Saved data entries:
=== Begin Enclosure ===
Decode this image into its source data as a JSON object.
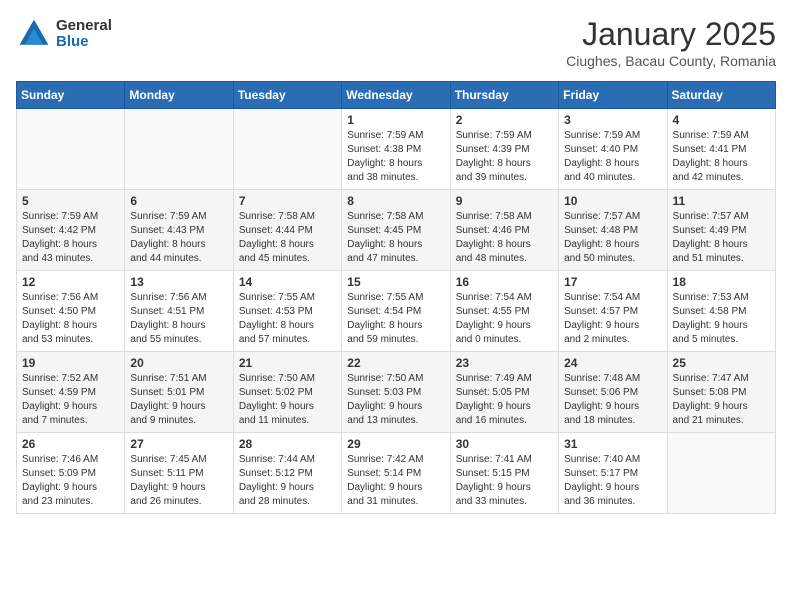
{
  "logo": {
    "general": "General",
    "blue": "Blue"
  },
  "title": "January 2025",
  "location": "Ciughes, Bacau County, Romania",
  "days_of_week": [
    "Sunday",
    "Monday",
    "Tuesday",
    "Wednesday",
    "Thursday",
    "Friday",
    "Saturday"
  ],
  "weeks": [
    [
      {
        "day": "",
        "info": ""
      },
      {
        "day": "",
        "info": ""
      },
      {
        "day": "",
        "info": ""
      },
      {
        "day": "1",
        "info": "Sunrise: 7:59 AM\nSunset: 4:38 PM\nDaylight: 8 hours\nand 38 minutes."
      },
      {
        "day": "2",
        "info": "Sunrise: 7:59 AM\nSunset: 4:39 PM\nDaylight: 8 hours\nand 39 minutes."
      },
      {
        "day": "3",
        "info": "Sunrise: 7:59 AM\nSunset: 4:40 PM\nDaylight: 8 hours\nand 40 minutes."
      },
      {
        "day": "4",
        "info": "Sunrise: 7:59 AM\nSunset: 4:41 PM\nDaylight: 8 hours\nand 42 minutes."
      }
    ],
    [
      {
        "day": "5",
        "info": "Sunrise: 7:59 AM\nSunset: 4:42 PM\nDaylight: 8 hours\nand 43 minutes."
      },
      {
        "day": "6",
        "info": "Sunrise: 7:59 AM\nSunset: 4:43 PM\nDaylight: 8 hours\nand 44 minutes."
      },
      {
        "day": "7",
        "info": "Sunrise: 7:58 AM\nSunset: 4:44 PM\nDaylight: 8 hours\nand 45 minutes."
      },
      {
        "day": "8",
        "info": "Sunrise: 7:58 AM\nSunset: 4:45 PM\nDaylight: 8 hours\nand 47 minutes."
      },
      {
        "day": "9",
        "info": "Sunrise: 7:58 AM\nSunset: 4:46 PM\nDaylight: 8 hours\nand 48 minutes."
      },
      {
        "day": "10",
        "info": "Sunrise: 7:57 AM\nSunset: 4:48 PM\nDaylight: 8 hours\nand 50 minutes."
      },
      {
        "day": "11",
        "info": "Sunrise: 7:57 AM\nSunset: 4:49 PM\nDaylight: 8 hours\nand 51 minutes."
      }
    ],
    [
      {
        "day": "12",
        "info": "Sunrise: 7:56 AM\nSunset: 4:50 PM\nDaylight: 8 hours\nand 53 minutes."
      },
      {
        "day": "13",
        "info": "Sunrise: 7:56 AM\nSunset: 4:51 PM\nDaylight: 8 hours\nand 55 minutes."
      },
      {
        "day": "14",
        "info": "Sunrise: 7:55 AM\nSunset: 4:53 PM\nDaylight: 8 hours\nand 57 minutes."
      },
      {
        "day": "15",
        "info": "Sunrise: 7:55 AM\nSunset: 4:54 PM\nDaylight: 8 hours\nand 59 minutes."
      },
      {
        "day": "16",
        "info": "Sunrise: 7:54 AM\nSunset: 4:55 PM\nDaylight: 9 hours\nand 0 minutes."
      },
      {
        "day": "17",
        "info": "Sunrise: 7:54 AM\nSunset: 4:57 PM\nDaylight: 9 hours\nand 2 minutes."
      },
      {
        "day": "18",
        "info": "Sunrise: 7:53 AM\nSunset: 4:58 PM\nDaylight: 9 hours\nand 5 minutes."
      }
    ],
    [
      {
        "day": "19",
        "info": "Sunrise: 7:52 AM\nSunset: 4:59 PM\nDaylight: 9 hours\nand 7 minutes."
      },
      {
        "day": "20",
        "info": "Sunrise: 7:51 AM\nSunset: 5:01 PM\nDaylight: 9 hours\nand 9 minutes."
      },
      {
        "day": "21",
        "info": "Sunrise: 7:50 AM\nSunset: 5:02 PM\nDaylight: 9 hours\nand 11 minutes."
      },
      {
        "day": "22",
        "info": "Sunrise: 7:50 AM\nSunset: 5:03 PM\nDaylight: 9 hours\nand 13 minutes."
      },
      {
        "day": "23",
        "info": "Sunrise: 7:49 AM\nSunset: 5:05 PM\nDaylight: 9 hours\nand 16 minutes."
      },
      {
        "day": "24",
        "info": "Sunrise: 7:48 AM\nSunset: 5:06 PM\nDaylight: 9 hours\nand 18 minutes."
      },
      {
        "day": "25",
        "info": "Sunrise: 7:47 AM\nSunset: 5:08 PM\nDaylight: 9 hours\nand 21 minutes."
      }
    ],
    [
      {
        "day": "26",
        "info": "Sunrise: 7:46 AM\nSunset: 5:09 PM\nDaylight: 9 hours\nand 23 minutes."
      },
      {
        "day": "27",
        "info": "Sunrise: 7:45 AM\nSunset: 5:11 PM\nDaylight: 9 hours\nand 26 minutes."
      },
      {
        "day": "28",
        "info": "Sunrise: 7:44 AM\nSunset: 5:12 PM\nDaylight: 9 hours\nand 28 minutes."
      },
      {
        "day": "29",
        "info": "Sunrise: 7:42 AM\nSunset: 5:14 PM\nDaylight: 9 hours\nand 31 minutes."
      },
      {
        "day": "30",
        "info": "Sunrise: 7:41 AM\nSunset: 5:15 PM\nDaylight: 9 hours\nand 33 minutes."
      },
      {
        "day": "31",
        "info": "Sunrise: 7:40 AM\nSunset: 5:17 PM\nDaylight: 9 hours\nand 36 minutes."
      },
      {
        "day": "",
        "info": ""
      }
    ]
  ]
}
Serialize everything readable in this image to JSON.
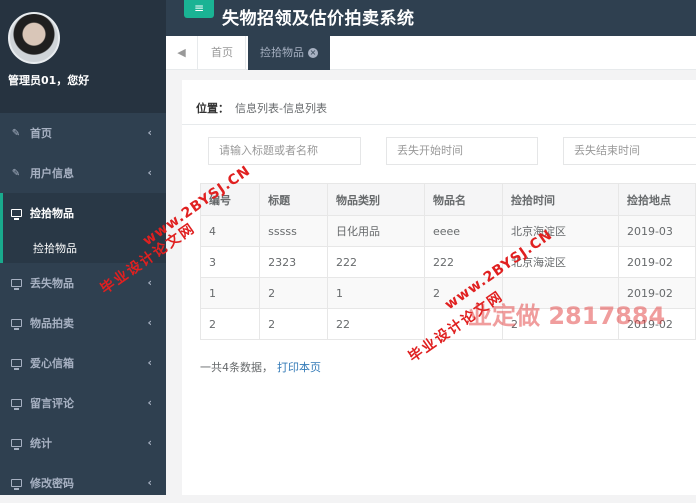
{
  "app": {
    "title": "失物招领及估价拍卖系统"
  },
  "profile": {
    "greeting": "管理员01，您好"
  },
  "sidebar": {
    "items": [
      {
        "label": "首页",
        "icon": "edit-icon"
      },
      {
        "label": "用户信息",
        "icon": "edit-icon"
      },
      {
        "label": "捡拾物品",
        "icon": "monitor-icon",
        "active": true,
        "subitems": [
          {
            "label": "捡拾物品"
          }
        ]
      },
      {
        "label": "丢失物品",
        "icon": "monitor-icon"
      },
      {
        "label": "物品拍卖",
        "icon": "monitor-icon"
      },
      {
        "label": "爱心信箱",
        "icon": "monitor-icon"
      },
      {
        "label": "留言评论",
        "icon": "monitor-icon"
      },
      {
        "label": "统计",
        "icon": "monitor-icon"
      },
      {
        "label": "修改密码",
        "icon": "monitor-icon"
      }
    ]
  },
  "tabs": {
    "home": "首页",
    "active": "捡拾物品"
  },
  "breadcrumb": {
    "label": "位置：",
    "path": "信息列表-信息列表"
  },
  "filters": {
    "keyword_placeholder": "请输入标题或者名称",
    "start_placeholder": "丢失开始时间",
    "end_placeholder": "丢失结束时间"
  },
  "table": {
    "headers": [
      "编号",
      "标题",
      "物品类别",
      "物品名",
      "捡拾时间",
      "捡拾地点"
    ],
    "rows": [
      [
        "4",
        "sssss",
        "日化用品",
        "eeee",
        "北京海淀区",
        "2019-03"
      ],
      [
        "3",
        "2323",
        "222",
        "222",
        "北京海淀区",
        "2019-02"
      ],
      [
        "1",
        "2",
        "1",
        "2",
        "",
        "2019-02"
      ],
      [
        "2",
        "2",
        "22",
        "",
        "2",
        "2019-02"
      ]
    ]
  },
  "summary": {
    "count_text": "一共4条数据，",
    "print_link": "打印本页"
  },
  "watermarks": {
    "site1": "www.2BYSJ.CN",
    "name1": "毕业设计论文网",
    "site2": "www.2BYSJ.CN",
    "name2": "毕业设计论文网",
    "custom": "业定做 2817884"
  },
  "colors": {
    "sidebar": "#2f4050",
    "accent": "#1ab394",
    "link": "#337ab7"
  }
}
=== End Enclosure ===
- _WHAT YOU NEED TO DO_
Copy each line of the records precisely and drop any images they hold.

- _WORKED SOLUTION_
Decode this image into its source data as a JSON object.
{
  "logo": {
    "general": "General",
    "blue": "Blue"
  },
  "title": "January 2025",
  "location": "Ciughes, Bacau County, Romania",
  "days_of_week": [
    "Sunday",
    "Monday",
    "Tuesday",
    "Wednesday",
    "Thursday",
    "Friday",
    "Saturday"
  ],
  "weeks": [
    [
      {
        "day": "",
        "info": ""
      },
      {
        "day": "",
        "info": ""
      },
      {
        "day": "",
        "info": ""
      },
      {
        "day": "1",
        "info": "Sunrise: 7:59 AM\nSunset: 4:38 PM\nDaylight: 8 hours\nand 38 minutes."
      },
      {
        "day": "2",
        "info": "Sunrise: 7:59 AM\nSunset: 4:39 PM\nDaylight: 8 hours\nand 39 minutes."
      },
      {
        "day": "3",
        "info": "Sunrise: 7:59 AM\nSunset: 4:40 PM\nDaylight: 8 hours\nand 40 minutes."
      },
      {
        "day": "4",
        "info": "Sunrise: 7:59 AM\nSunset: 4:41 PM\nDaylight: 8 hours\nand 42 minutes."
      }
    ],
    [
      {
        "day": "5",
        "info": "Sunrise: 7:59 AM\nSunset: 4:42 PM\nDaylight: 8 hours\nand 43 minutes."
      },
      {
        "day": "6",
        "info": "Sunrise: 7:59 AM\nSunset: 4:43 PM\nDaylight: 8 hours\nand 44 minutes."
      },
      {
        "day": "7",
        "info": "Sunrise: 7:58 AM\nSunset: 4:44 PM\nDaylight: 8 hours\nand 45 minutes."
      },
      {
        "day": "8",
        "info": "Sunrise: 7:58 AM\nSunset: 4:45 PM\nDaylight: 8 hours\nand 47 minutes."
      },
      {
        "day": "9",
        "info": "Sunrise: 7:58 AM\nSunset: 4:46 PM\nDaylight: 8 hours\nand 48 minutes."
      },
      {
        "day": "10",
        "info": "Sunrise: 7:57 AM\nSunset: 4:48 PM\nDaylight: 8 hours\nand 50 minutes."
      },
      {
        "day": "11",
        "info": "Sunrise: 7:57 AM\nSunset: 4:49 PM\nDaylight: 8 hours\nand 51 minutes."
      }
    ],
    [
      {
        "day": "12",
        "info": "Sunrise: 7:56 AM\nSunset: 4:50 PM\nDaylight: 8 hours\nand 53 minutes."
      },
      {
        "day": "13",
        "info": "Sunrise: 7:56 AM\nSunset: 4:51 PM\nDaylight: 8 hours\nand 55 minutes."
      },
      {
        "day": "14",
        "info": "Sunrise: 7:55 AM\nSunset: 4:53 PM\nDaylight: 8 hours\nand 57 minutes."
      },
      {
        "day": "15",
        "info": "Sunrise: 7:55 AM\nSunset: 4:54 PM\nDaylight: 8 hours\nand 59 minutes."
      },
      {
        "day": "16",
        "info": "Sunrise: 7:54 AM\nSunset: 4:55 PM\nDaylight: 9 hours\nand 0 minutes."
      },
      {
        "day": "17",
        "info": "Sunrise: 7:54 AM\nSunset: 4:57 PM\nDaylight: 9 hours\nand 2 minutes."
      },
      {
        "day": "18",
        "info": "Sunrise: 7:53 AM\nSunset: 4:58 PM\nDaylight: 9 hours\nand 5 minutes."
      }
    ],
    [
      {
        "day": "19",
        "info": "Sunrise: 7:52 AM\nSunset: 4:59 PM\nDaylight: 9 hours\nand 7 minutes."
      },
      {
        "day": "20",
        "info": "Sunrise: 7:51 AM\nSunset: 5:01 PM\nDaylight: 9 hours\nand 9 minutes."
      },
      {
        "day": "21",
        "info": "Sunrise: 7:50 AM\nSunset: 5:02 PM\nDaylight: 9 hours\nand 11 minutes."
      },
      {
        "day": "22",
        "info": "Sunrise: 7:50 AM\nSunset: 5:03 PM\nDaylight: 9 hours\nand 13 minutes."
      },
      {
        "day": "23",
        "info": "Sunrise: 7:49 AM\nSunset: 5:05 PM\nDaylight: 9 hours\nand 16 minutes."
      },
      {
        "day": "24",
        "info": "Sunrise: 7:48 AM\nSunset: 5:06 PM\nDaylight: 9 hours\nand 18 minutes."
      },
      {
        "day": "25",
        "info": "Sunrise: 7:47 AM\nSunset: 5:08 PM\nDaylight: 9 hours\nand 21 minutes."
      }
    ],
    [
      {
        "day": "26",
        "info": "Sunrise: 7:46 AM\nSunset: 5:09 PM\nDaylight: 9 hours\nand 23 minutes."
      },
      {
        "day": "27",
        "info": "Sunrise: 7:45 AM\nSunset: 5:11 PM\nDaylight: 9 hours\nand 26 minutes."
      },
      {
        "day": "28",
        "info": "Sunrise: 7:44 AM\nSunset: 5:12 PM\nDaylight: 9 hours\nand 28 minutes."
      },
      {
        "day": "29",
        "info": "Sunrise: 7:42 AM\nSunset: 5:14 PM\nDaylight: 9 hours\nand 31 minutes."
      },
      {
        "day": "30",
        "info": "Sunrise: 7:41 AM\nSunset: 5:15 PM\nDaylight: 9 hours\nand 33 minutes."
      },
      {
        "day": "31",
        "info": "Sunrise: 7:40 AM\nSunset: 5:17 PM\nDaylight: 9 hours\nand 36 minutes."
      },
      {
        "day": "",
        "info": ""
      }
    ]
  ]
}
Serialize everything readable in this image to JSON.
{
  "app": {
    "title": "失物招领及估价拍卖系统"
  },
  "profile": {
    "greeting": "管理员01，您好"
  },
  "sidebar": {
    "items": [
      {
        "label": "首页",
        "icon": "edit-icon"
      },
      {
        "label": "用户信息",
        "icon": "edit-icon"
      },
      {
        "label": "捡拾物品",
        "icon": "monitor-icon",
        "active": true,
        "subitems": [
          {
            "label": "捡拾物品"
          }
        ]
      },
      {
        "label": "丢失物品",
        "icon": "monitor-icon"
      },
      {
        "label": "物品拍卖",
        "icon": "monitor-icon"
      },
      {
        "label": "爱心信箱",
        "icon": "monitor-icon"
      },
      {
        "label": "留言评论",
        "icon": "monitor-icon"
      },
      {
        "label": "统计",
        "icon": "monitor-icon"
      },
      {
        "label": "修改密码",
        "icon": "monitor-icon"
      }
    ]
  },
  "tabs": {
    "home": "首页",
    "active": "捡拾物品"
  },
  "breadcrumb": {
    "label": "位置：",
    "path": "信息列表-信息列表"
  },
  "filters": {
    "keyword_placeholder": "请输入标题或者名称",
    "start_placeholder": "丢失开始时间",
    "end_placeholder": "丢失结束时间"
  },
  "table": {
    "headers": [
      "编号",
      "标题",
      "物品类别",
      "物品名",
      "捡拾时间",
      "捡拾地点"
    ],
    "rows": [
      [
        "4",
        "sssss",
        "日化用品",
        "eeee",
        "北京海淀区",
        "2019-03"
      ],
      [
        "3",
        "2323",
        "222",
        "222",
        "北京海淀区",
        "2019-02"
      ],
      [
        "1",
        "2",
        "1",
        "2",
        "",
        "2019-02"
      ],
      [
        "2",
        "2",
        "22",
        "",
        "2",
        "2019-02"
      ]
    ]
  },
  "summary": {
    "count_text": "一共4条数据，",
    "print_link": "打印本页"
  },
  "watermarks": {
    "site1": "www.2BYSJ.CN",
    "name1": "毕业设计论文网",
    "site2": "www.2BYSJ.CN",
    "name2": "毕业设计论文网",
    "custom": "业定做 2817884"
  },
  "colors": {
    "sidebar": "#2f4050",
    "accent": "#1ab394",
    "link": "#337ab7"
  }
}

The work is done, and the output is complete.